British golf star joins elite field for Saudi tournament

Updated 27 February 2020

British golf star joins elite field for Saudi tournament

  • The Saudi Ladies International will be the first professional women’s golf tournament held in the Kingdom

JEDDAH: English golf star Georgia Hall is the latest big name to be confirmed for the history-making inaugural Saudi Ladies International, the first time professional female golfers will play competitively in the country.

Hall stunned the golfing world in 2018 when she became the first English player in 14 years to win the Women’s British Open. The 23-year-old also won the Ladies European Tour (LET) Order of Merit in 2017 and 2018 as well as winning the Player of the Year accolade.

Last year Hall was part of a victorious European team that shocked the US for a first Solheim Cup victory in six years. The Bournemouth-born star competed in five matches in a tightly contested cup, with Europe winning by 14½ points to 13½.

The Saudi Ladies International will be the first professional women’s golf tournament held in the Kingdom. Hall is one of many headline names competing at the Royal Greens Golf and Country Club in King Abdullah Economic City (KAEC), near Jeddah, from March 19-22.

“I am pleased to be part of the first Saudi Ladies International as they look to make golfing history in the country,” said Hall. “From what I’ve seen of the golf course, it looks like a stunning setup on the Red Sea and a pretty challenging test — it’s a brilliant chance for us to showcase our game to newcomers to golf.”

Amy Boulden, who broke onto the golfing scene in 2013, will also compete in the debut tournament. “Our game continues to break new ground, and coming to new places like Saudi Arabia for the first time shows the ambition of Golf Saudi and the Tour,” she said. “I want to play well in a big event that can give me some momentum for the season.”

Sweden’s Camilla Lennarth, another big name in the field, said: “Playing golf in front of new fans is the best way to expand the game and hopefully we will inspire more girls to pick up a golf club and get involved in our great sport.”

A field of 108 female professionals will contest the $1 million prize fund, one of the richest prizes on the recently expanded LET calendar. Players from across the golfing globe will tee off in the Kingdom for the watershed tournament.

I am pleased to be part of the first Saudi Ladies International as they look to make golfing history in the country.

Georgia Hall, English golf star

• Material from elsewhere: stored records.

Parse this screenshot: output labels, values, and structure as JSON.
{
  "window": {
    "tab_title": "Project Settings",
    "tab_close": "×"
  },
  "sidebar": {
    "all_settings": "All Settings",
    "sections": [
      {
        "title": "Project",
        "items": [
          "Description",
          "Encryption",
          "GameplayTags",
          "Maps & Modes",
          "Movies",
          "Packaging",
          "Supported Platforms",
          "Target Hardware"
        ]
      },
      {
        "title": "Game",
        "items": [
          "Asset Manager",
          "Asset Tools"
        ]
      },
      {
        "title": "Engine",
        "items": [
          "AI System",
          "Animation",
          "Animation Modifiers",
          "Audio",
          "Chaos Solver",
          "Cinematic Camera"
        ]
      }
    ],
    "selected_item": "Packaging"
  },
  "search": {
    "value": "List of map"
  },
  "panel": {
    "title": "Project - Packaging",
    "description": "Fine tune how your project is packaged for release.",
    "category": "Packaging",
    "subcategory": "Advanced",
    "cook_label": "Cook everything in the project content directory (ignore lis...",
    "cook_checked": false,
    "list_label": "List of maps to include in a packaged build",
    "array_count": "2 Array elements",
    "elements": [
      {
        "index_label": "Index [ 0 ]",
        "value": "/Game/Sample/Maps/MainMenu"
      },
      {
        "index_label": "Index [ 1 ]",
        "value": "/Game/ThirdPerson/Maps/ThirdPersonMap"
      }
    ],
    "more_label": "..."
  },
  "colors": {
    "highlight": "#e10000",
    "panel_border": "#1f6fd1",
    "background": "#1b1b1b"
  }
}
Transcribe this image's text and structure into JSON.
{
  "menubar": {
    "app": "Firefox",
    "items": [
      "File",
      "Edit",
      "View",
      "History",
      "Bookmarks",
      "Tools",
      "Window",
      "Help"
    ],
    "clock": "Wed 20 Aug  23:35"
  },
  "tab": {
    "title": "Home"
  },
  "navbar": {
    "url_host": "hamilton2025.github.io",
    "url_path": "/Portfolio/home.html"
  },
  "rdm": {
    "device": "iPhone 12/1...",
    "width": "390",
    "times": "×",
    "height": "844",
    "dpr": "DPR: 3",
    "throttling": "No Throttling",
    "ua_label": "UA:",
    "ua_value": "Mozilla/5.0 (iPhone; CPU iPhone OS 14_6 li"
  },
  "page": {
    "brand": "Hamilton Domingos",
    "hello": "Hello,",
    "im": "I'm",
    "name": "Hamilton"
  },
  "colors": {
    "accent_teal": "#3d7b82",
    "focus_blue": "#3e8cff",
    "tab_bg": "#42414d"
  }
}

Among the big names are Thai teenage sensation Atthaya Thitikul, a two-time winner on the women’s tour at just 17 years of age, as well as experienced South African star Lee-Anne Pace, who has 12 worldwide victories to her name.

Order of Merit winner Beth Allen, three-time LET winner Carly Booth and Solheim Cup winner Azahara Munoz are other leading players lining up for the tournament.

“Hosting another prestigious Championship in Saudi Arabia adds to an exciting golf calendar for fans in the region. With top female golfers from around the world coming to compete, it will be the first time we will see elite female golfers compete in the country,” said Yasir bin Othman Al-Rumayyan, chairman of Golf Saudi and the Saudi Golf Federation.

“The championship is open for everybody to attend throughout the four days and I encourage everybody to go along, watch world-class sport and enjoy the sport and entertainment on offer,” he added.

Royal Greens Golf and Country Club, which is set within KAEC, has had a busy start to 2020, already playing host to the European Tour’s Saudi International.

At last month’s second staging, Major champion Graeme McDowell came out on top, marking his first title on the European Tour since 2014 and pushing his world ranking from 104 to 47.